» ACTIVITY
Word for word, repeat all of the entries.

Website and app data records

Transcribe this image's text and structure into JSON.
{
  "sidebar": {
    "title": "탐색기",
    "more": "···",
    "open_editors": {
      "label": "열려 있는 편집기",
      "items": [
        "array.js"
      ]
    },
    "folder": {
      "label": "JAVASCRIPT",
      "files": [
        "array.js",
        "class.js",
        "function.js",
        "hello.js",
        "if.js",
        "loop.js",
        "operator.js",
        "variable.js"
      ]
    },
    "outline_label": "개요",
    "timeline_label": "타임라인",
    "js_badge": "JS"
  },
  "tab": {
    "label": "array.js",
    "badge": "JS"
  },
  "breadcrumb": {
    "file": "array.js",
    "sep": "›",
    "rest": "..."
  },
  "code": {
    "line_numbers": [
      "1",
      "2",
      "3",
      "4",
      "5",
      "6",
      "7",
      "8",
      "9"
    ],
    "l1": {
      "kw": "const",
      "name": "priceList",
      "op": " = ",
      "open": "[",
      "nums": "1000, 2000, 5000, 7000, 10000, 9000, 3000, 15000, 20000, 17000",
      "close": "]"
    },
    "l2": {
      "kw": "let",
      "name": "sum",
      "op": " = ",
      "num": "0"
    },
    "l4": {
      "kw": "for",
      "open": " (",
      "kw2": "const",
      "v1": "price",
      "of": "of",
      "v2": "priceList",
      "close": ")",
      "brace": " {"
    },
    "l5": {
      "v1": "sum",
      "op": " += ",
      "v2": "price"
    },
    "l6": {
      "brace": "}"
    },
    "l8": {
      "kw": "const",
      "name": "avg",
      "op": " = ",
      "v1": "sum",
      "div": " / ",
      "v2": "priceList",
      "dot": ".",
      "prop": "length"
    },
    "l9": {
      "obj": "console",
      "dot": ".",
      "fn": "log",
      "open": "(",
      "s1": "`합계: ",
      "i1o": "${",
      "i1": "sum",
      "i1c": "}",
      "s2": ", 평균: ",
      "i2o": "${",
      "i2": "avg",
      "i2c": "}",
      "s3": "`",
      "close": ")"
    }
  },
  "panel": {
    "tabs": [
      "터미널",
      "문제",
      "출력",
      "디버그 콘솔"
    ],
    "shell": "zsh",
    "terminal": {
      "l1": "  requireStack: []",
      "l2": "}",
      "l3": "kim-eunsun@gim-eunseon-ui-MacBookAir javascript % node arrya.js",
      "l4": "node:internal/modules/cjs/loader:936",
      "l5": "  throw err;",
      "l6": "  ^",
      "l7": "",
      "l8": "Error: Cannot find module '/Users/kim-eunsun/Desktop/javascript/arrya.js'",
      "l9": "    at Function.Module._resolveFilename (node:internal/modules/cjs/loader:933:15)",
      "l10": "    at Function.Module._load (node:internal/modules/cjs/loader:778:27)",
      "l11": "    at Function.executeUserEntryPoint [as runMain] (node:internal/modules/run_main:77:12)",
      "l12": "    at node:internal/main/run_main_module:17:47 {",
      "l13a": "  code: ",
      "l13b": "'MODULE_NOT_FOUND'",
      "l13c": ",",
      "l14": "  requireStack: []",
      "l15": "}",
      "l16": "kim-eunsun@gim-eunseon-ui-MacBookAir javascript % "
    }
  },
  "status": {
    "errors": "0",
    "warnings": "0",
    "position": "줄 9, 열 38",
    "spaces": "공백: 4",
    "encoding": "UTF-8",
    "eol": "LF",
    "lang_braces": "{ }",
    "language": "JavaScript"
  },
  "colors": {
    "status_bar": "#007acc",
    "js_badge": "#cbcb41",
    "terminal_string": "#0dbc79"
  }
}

» PROBLEM SOLUTION
Transcribe this image's text and structure into JSON.
{
  "sidebar": {
    "title": "탐색기",
    "more": "···",
    "open_editors": {
      "label": "열려 있는 편집기",
      "items": [
        "array.js"
      ]
    },
    "folder": {
      "label": "JAVASCRIPT",
      "files": [
        "array.js",
        "class.js",
        "function.js",
        "hello.js",
        "if.js",
        "loop.js",
        "operator.js",
        "variable.js"
      ]
    },
    "outline_label": "개요",
    "timeline_label": "타임라인",
    "js_badge": "JS"
  },
  "tab": {
    "label": "array.js",
    "badge": "JS"
  },
  "breadcrumb": {
    "file": "array.js",
    "sep": "›",
    "rest": "..."
  },
  "code": {
    "line_numbers": [
      "1",
      "2",
      "3",
      "4",
      "5",
      "6",
      "7",
      "8",
      "9"
    ],
    "l1": {
      "kw": "const",
      "name": "priceList",
      "op": " = ",
      "open": "[",
      "nums": "1000, 2000, 5000, 7000, 10000, 9000, 3000, 15000, 20000, 17000",
      "close": "]"
    },
    "l2": {
      "kw": "let",
      "name": "sum",
      "op": " = ",
      "num": "0"
    },
    "l4": {
      "kw": "for",
      "open": " (",
      "kw2": "const",
      "v1": "price",
      "of": "of",
      "v2": "priceList",
      "close": ")",
      "brace": " {"
    },
    "l5": {
      "v1": "sum",
      "op": " += ",
      "v2": "price"
    },
    "l6": {
      "brace": "}"
    },
    "l8": {
      "kw": "const",
      "name": "avg",
      "op": " = ",
      "v1": "sum",
      "div": " / ",
      "v2": "priceList",
      "dot": ".",
      "prop": "length"
    },
    "l9": {
      "obj": "console",
      "dot": ".",
      "fn": "log",
      "open": "(",
      "s1": "`합계: ",
      "i1o": "${",
      "i1": "sum",
      "i1c": "}",
      "s2": ", 평균: ",
      "i2o": "${",
      "i2": "avg",
      "i2c": "}",
      "s3": "`",
      "close": ")"
    }
  },
  "panel": {
    "tabs": [
      "터미널",
      "문제",
      "출력",
      "디버그 콘솔"
    ],
    "shell": "zsh",
    "terminal": {
      "l1": "  requireStack: []",
      "l2": "}",
      "l3": "kim-eunsun@gim-eunseon-ui-MacBookAir javascript % node arrya.js",
      "l4": "node:internal/modules/cjs/loader:936",
      "l5": "  throw err;",
      "l6": "  ^",
      "l7": "",
      "l8": "Error: Cannot find module '/Users/kim-eunsun/Desktop/javascript/arrya.js'",
      "l9": "    at Function.Module._resolveFilename (node:internal/modules/cjs/loader:933:15)",
      "l10": "    at Function.Module._load (node:internal/modules/cjs/loader:778:27)",
      "l11": "    at Function.executeUserEntryPoint [as runMain] (node:internal/modules/run_main:77:12)",
      "l12": "    at node:internal/main/run_main_module:17:47 {",
      "l13a": "  code: ",
      "l13b": "'MODULE_NOT_FOUND'",
      "l13c": ",",
      "l14": "  requireStack: []",
      "l15": "}",
      "l16": "kim-eunsun@gim-eunseon-ui-MacBookAir javascript % "
    }
  },
  "status": {
    "errors": "0",
    "warnings": "0",
    "position": "줄 9, 열 38",
    "spaces": "공백: 4",
    "encoding": "UTF-8",
    "eol": "LF",
    "lang_braces": "{ }",
    "language": "JavaScript"
  },
  "colors": {
    "status_bar": "#007acc",
    "js_badge": "#cbcb41",
    "terminal_string": "#0dbc79"
  }
}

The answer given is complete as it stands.